### RECORDS SHOWN ###
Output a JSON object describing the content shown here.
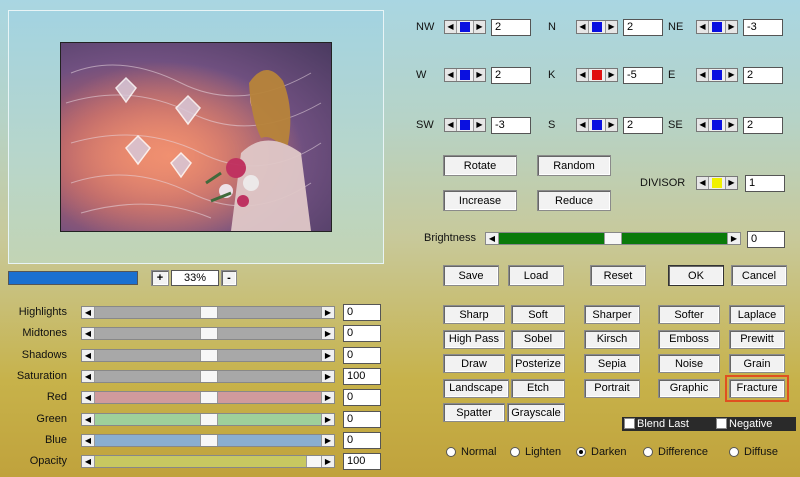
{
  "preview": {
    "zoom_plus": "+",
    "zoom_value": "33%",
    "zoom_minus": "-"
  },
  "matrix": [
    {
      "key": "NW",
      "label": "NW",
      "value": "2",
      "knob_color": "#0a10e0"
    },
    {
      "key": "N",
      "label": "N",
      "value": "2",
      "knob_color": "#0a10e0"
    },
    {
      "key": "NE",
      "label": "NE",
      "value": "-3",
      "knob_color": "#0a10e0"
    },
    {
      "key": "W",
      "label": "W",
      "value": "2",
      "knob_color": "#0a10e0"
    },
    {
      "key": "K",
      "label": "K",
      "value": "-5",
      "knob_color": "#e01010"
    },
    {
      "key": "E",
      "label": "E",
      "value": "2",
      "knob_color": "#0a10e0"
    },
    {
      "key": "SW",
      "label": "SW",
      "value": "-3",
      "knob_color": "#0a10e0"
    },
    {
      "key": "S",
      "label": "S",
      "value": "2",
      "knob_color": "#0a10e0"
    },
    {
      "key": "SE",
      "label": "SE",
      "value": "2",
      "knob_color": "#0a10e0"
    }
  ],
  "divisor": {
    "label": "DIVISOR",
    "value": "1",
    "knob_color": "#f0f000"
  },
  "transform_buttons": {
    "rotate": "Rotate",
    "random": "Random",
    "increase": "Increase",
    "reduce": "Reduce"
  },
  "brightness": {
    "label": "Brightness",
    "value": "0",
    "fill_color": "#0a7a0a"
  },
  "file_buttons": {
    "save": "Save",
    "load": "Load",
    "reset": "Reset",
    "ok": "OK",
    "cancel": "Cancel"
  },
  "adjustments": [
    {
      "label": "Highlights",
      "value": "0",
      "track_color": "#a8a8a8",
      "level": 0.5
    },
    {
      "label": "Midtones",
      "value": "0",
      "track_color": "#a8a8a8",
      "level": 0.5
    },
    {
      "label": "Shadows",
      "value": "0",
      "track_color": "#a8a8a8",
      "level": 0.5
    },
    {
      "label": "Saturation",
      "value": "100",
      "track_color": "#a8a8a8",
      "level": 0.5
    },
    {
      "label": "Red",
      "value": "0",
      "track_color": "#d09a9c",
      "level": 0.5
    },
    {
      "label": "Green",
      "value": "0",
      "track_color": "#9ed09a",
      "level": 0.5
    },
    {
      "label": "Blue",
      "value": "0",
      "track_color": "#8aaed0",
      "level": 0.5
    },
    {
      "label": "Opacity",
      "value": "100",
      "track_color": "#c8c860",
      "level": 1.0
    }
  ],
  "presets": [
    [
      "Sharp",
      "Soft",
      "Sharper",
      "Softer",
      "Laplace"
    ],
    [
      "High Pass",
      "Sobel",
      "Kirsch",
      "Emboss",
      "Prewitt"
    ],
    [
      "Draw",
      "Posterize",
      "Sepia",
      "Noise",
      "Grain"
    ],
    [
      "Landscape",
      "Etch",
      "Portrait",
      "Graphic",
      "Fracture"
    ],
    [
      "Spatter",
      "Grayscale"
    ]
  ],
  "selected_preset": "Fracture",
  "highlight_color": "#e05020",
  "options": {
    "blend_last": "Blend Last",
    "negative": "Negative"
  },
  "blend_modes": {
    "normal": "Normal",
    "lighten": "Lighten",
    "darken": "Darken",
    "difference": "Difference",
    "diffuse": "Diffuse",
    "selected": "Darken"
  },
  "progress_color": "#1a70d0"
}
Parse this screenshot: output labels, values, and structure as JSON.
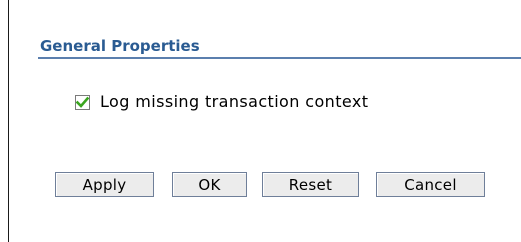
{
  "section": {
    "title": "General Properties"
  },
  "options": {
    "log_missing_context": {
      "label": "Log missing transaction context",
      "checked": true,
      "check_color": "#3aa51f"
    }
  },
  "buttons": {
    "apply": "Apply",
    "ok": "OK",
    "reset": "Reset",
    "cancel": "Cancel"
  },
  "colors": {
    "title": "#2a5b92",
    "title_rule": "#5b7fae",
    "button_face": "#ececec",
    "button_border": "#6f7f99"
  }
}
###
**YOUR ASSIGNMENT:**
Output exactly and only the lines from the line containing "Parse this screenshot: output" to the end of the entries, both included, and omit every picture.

**TASK OUTPUT:**
Parse this screenshot: output labels, values, and structure as JSON.
{
  "section": {
    "title": "General Properties"
  },
  "options": {
    "log_missing_context": {
      "label": "Log missing transaction context",
      "checked": true,
      "check_color": "#3aa51f"
    }
  },
  "buttons": {
    "apply": "Apply",
    "ok": "OK",
    "reset": "Reset",
    "cancel": "Cancel"
  },
  "colors": {
    "title": "#2a5b92",
    "title_rule": "#5b7fae",
    "button_face": "#ececec",
    "button_border": "#6f7f99"
  }
}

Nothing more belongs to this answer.